Efficiency of eLearning in Corporate Training
eLearning has had a major impact on the corporate sector by taking 45% less time than traditional in-person learning (eLearning Industry). This means employees spend less time away from their job tasks and/or are not required to do training outside of their normal work hours. It also means lowered costs on things like instructors, venues, transportation, and logistics. It also means the same training can be consistently offered to employees and accessible to them after it is completed so that they can review it and refresh their understanding. I’m seeing this used extensively in situations where employees are squeezing in a few minutes of training here and there in their already busy schedules. The fact that they can return to the training at any time means that they can refresh their skills, return to content that they may have struggled with, and use the material as a reference.
Improvement in Employee Productivity
The American Heart Association has recorded a 20% enhancement in productivity in employees who have acquired relevant skills from eLearning. I have witnessed this myself across other industries, especially in cases where those skills were previously acquired through one-on-one training with a colleague. Not only does productivity increase for the trainer, but the trainee has the benefit of the exact same training as every other employee in that role, and they have the flexibility to focus on areas that may need attention. They can also blend their online training with the real-life practice of skills, and advances in interactive eLearning technology mean that employees can actually simulate many hands-on tasks in a virtual environment. Employees have the ability to choose when and how eLearning fits into their day-to-day jobs and gives them autonomy on how to balance their workloads while still advancing their training.
Advances in eLearning Technology
Every single day, advances in AI technology and eLearning products are vastly improving the quality of training that can be produced. Oftentimes, training is produced in-house without an extensive budget or even expert resources. In many cases, the subject matter experts are being asked to develop content themselves, and products like EasyGenerator, Synthesia, Chat GPT, and iTacit’s iCourse are making it possible for those without any instructional design experience to develop functional and engaging eLearning.
Just in the time I have been in the industry, I have seen eLearning go from slide-based training (primarily text and limited image) to dynamic and interactive multimedia training featuring audio and video and even virtual simulated environments and augmented reality.
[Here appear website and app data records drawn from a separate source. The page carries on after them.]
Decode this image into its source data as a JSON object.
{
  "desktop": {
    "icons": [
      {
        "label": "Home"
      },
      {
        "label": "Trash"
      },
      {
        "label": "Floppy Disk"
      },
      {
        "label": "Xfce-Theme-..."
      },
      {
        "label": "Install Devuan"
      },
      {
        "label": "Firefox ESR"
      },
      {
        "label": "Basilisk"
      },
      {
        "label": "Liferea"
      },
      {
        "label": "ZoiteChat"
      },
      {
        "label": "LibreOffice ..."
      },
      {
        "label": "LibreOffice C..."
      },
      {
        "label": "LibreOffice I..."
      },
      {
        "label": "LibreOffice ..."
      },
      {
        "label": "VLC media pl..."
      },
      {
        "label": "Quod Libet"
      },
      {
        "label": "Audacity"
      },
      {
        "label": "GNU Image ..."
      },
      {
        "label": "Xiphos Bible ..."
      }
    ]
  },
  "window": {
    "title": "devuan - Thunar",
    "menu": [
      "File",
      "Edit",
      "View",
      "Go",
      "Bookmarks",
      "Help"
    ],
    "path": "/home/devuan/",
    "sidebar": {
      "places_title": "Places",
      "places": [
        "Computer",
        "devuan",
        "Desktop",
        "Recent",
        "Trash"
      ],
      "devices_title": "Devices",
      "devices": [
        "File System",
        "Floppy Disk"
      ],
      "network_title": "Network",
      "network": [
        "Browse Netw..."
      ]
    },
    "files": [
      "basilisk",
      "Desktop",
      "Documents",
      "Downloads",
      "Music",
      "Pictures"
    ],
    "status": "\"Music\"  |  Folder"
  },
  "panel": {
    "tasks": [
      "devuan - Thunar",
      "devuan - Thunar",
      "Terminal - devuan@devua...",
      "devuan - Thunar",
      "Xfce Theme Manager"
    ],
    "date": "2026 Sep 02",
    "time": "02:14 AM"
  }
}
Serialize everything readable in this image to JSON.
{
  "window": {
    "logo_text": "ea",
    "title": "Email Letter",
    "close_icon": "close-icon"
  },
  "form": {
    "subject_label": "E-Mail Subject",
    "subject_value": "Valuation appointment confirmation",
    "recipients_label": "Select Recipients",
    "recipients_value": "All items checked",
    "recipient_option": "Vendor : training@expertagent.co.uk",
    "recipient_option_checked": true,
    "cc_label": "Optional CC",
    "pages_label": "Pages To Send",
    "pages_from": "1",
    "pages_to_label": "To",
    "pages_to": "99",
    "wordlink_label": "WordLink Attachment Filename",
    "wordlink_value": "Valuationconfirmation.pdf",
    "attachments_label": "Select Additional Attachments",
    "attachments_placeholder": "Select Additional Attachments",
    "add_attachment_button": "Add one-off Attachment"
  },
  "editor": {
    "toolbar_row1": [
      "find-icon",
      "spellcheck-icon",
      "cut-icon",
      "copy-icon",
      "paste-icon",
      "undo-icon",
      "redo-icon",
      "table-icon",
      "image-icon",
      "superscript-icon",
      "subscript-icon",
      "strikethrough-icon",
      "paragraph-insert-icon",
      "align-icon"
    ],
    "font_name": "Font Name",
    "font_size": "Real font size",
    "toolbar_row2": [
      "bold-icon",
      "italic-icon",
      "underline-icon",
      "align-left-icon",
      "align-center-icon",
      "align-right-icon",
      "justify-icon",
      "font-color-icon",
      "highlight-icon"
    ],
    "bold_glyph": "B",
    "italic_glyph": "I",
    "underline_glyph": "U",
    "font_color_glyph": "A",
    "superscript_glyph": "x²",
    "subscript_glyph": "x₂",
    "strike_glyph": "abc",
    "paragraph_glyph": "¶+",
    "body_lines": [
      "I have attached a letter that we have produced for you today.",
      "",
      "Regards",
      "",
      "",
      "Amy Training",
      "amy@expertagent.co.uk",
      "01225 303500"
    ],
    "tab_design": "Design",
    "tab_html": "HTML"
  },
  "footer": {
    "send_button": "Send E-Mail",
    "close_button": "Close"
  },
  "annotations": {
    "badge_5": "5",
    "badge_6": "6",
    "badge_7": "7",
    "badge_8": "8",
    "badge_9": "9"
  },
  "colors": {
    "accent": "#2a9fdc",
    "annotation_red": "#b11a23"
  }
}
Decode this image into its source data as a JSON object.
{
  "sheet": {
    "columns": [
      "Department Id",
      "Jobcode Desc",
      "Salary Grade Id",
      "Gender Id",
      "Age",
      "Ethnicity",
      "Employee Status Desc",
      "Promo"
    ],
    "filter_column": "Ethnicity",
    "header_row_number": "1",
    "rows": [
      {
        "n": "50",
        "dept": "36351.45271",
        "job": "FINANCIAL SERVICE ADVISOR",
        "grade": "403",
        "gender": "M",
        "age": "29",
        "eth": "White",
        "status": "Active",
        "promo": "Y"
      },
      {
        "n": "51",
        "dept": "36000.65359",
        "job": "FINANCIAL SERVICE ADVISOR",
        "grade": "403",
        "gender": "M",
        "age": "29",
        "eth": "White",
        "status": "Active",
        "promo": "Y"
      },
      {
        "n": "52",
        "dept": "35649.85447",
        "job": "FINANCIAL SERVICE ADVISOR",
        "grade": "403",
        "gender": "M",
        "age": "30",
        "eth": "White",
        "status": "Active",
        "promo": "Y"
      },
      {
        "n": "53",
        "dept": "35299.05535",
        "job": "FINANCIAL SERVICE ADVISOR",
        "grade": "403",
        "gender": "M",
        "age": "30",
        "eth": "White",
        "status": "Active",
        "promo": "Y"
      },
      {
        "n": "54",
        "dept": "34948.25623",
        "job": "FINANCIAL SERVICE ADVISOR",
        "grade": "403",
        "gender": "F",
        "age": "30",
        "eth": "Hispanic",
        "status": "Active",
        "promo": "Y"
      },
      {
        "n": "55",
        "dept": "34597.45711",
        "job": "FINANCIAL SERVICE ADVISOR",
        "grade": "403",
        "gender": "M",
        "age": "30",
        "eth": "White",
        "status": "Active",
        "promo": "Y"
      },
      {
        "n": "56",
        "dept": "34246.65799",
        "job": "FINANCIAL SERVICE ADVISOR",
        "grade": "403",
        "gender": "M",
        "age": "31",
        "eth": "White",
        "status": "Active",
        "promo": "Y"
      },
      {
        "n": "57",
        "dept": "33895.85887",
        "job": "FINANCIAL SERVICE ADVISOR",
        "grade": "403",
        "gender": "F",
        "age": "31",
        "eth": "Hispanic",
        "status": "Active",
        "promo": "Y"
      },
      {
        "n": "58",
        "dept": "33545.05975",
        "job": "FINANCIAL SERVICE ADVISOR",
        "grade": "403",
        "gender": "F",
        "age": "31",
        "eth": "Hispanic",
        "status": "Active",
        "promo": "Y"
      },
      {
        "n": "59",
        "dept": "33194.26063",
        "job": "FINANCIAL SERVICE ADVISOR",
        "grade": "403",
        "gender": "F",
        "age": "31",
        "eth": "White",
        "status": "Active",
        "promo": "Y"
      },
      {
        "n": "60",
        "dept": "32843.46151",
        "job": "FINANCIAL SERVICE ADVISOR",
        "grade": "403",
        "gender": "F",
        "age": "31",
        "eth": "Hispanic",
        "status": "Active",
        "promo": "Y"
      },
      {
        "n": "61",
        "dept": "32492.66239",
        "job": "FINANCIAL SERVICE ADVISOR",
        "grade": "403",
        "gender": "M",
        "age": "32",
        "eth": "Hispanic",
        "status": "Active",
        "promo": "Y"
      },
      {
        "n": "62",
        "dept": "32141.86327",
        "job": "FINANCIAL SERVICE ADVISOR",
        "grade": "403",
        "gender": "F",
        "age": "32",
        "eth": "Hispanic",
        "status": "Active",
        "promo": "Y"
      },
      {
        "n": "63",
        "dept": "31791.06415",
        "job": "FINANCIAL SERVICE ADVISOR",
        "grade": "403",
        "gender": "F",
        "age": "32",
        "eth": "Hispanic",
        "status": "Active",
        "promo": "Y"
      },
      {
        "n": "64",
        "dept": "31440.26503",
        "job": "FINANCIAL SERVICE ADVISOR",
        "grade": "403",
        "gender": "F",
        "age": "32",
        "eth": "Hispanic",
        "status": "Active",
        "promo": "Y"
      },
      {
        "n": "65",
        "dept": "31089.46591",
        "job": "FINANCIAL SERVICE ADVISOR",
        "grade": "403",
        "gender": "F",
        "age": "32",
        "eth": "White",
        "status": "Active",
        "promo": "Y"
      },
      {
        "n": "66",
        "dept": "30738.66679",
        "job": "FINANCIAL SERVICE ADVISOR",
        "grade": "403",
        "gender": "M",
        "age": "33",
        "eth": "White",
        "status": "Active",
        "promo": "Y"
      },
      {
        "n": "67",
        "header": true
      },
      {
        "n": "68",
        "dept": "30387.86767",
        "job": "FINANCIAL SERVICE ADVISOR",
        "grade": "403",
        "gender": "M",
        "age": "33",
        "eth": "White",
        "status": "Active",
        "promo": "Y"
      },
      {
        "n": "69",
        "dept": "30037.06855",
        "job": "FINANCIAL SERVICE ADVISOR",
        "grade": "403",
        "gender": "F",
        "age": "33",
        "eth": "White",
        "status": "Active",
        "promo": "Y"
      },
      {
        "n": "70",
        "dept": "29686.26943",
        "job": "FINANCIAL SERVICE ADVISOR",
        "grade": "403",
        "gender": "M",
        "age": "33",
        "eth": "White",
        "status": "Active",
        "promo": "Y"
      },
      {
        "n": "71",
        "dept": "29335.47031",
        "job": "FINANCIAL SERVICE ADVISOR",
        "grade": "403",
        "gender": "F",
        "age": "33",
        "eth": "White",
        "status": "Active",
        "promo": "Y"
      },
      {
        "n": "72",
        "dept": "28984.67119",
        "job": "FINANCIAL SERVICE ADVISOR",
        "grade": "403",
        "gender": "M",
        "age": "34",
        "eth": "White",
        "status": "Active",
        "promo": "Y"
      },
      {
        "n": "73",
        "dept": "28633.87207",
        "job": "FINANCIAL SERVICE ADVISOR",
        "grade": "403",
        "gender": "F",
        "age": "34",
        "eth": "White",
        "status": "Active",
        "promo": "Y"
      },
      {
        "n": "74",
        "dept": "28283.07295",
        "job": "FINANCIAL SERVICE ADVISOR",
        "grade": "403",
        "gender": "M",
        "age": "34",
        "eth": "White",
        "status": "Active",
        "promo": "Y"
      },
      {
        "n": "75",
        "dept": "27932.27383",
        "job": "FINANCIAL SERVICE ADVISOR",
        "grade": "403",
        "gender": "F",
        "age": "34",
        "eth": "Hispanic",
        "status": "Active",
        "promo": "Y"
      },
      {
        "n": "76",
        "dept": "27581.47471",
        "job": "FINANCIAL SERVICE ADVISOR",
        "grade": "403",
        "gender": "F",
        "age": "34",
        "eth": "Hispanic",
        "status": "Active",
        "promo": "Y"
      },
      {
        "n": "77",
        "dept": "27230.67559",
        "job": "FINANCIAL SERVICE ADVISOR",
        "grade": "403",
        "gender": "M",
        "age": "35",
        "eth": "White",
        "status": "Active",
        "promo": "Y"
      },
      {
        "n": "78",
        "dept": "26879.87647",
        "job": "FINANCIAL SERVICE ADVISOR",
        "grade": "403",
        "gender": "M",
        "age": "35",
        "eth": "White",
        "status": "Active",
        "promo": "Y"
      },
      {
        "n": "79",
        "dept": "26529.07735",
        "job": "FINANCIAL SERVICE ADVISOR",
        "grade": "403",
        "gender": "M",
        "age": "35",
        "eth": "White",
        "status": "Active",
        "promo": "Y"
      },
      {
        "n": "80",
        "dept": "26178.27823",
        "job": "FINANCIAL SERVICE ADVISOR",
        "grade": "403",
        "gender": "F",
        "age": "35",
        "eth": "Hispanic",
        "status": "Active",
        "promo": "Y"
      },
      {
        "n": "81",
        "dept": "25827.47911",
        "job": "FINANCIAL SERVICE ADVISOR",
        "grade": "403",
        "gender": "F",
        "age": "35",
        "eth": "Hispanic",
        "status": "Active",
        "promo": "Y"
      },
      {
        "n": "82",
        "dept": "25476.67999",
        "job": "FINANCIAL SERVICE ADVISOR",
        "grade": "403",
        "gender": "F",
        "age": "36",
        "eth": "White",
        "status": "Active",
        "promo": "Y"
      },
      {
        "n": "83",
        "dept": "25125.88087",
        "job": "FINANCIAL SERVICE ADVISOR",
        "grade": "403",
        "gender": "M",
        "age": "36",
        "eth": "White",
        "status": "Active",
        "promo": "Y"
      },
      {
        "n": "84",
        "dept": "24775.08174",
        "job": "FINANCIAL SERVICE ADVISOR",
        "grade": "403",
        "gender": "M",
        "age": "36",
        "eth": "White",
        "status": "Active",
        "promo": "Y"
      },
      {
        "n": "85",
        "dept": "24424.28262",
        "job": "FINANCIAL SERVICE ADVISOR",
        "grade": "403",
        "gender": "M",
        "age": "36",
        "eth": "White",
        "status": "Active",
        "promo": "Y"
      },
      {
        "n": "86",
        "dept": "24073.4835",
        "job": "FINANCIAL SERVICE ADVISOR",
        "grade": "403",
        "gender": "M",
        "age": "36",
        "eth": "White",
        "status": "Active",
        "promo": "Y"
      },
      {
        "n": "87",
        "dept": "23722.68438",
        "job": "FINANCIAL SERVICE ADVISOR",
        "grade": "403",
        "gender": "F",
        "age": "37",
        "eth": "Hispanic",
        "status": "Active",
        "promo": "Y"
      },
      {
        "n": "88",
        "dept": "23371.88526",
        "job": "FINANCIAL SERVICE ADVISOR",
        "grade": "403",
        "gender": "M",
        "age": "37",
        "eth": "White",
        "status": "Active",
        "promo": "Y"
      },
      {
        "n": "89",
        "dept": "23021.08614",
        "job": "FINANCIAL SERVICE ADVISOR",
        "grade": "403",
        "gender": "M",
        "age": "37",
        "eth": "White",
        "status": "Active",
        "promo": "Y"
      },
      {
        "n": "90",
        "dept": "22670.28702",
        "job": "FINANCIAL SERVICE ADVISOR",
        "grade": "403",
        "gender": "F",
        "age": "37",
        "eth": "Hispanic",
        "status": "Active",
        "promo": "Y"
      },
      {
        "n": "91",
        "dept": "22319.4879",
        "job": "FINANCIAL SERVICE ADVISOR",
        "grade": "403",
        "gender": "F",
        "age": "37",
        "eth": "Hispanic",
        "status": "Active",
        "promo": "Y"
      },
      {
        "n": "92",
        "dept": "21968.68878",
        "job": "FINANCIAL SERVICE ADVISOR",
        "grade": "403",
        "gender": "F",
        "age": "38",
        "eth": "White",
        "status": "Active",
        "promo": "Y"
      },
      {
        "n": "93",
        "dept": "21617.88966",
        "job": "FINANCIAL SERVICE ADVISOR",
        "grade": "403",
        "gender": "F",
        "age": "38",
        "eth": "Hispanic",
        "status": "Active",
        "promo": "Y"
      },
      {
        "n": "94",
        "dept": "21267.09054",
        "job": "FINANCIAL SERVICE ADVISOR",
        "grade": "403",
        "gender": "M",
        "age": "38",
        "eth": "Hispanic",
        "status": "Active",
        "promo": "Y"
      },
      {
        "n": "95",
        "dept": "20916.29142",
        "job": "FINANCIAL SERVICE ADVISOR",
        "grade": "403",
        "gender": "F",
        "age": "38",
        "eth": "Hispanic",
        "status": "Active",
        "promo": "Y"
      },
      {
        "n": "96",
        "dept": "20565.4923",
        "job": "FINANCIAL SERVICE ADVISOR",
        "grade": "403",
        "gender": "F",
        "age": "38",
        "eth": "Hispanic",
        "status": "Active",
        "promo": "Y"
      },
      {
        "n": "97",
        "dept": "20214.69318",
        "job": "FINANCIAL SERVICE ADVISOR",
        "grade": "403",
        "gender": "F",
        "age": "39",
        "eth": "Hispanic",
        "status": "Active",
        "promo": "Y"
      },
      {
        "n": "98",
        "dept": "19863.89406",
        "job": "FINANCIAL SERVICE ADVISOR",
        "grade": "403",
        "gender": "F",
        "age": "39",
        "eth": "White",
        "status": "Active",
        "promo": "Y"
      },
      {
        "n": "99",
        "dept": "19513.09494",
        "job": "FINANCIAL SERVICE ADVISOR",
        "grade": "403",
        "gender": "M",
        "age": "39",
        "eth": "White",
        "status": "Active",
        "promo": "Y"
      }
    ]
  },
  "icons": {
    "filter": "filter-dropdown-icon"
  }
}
As technology continues to advance, I predict we will see more virtual reality training environments and more tools that will continue to allow those without any instructional design experience to develop functional and engaging elearning.
If you want to learn more about eLearning’s impact on employee training and professional development, let’s talk.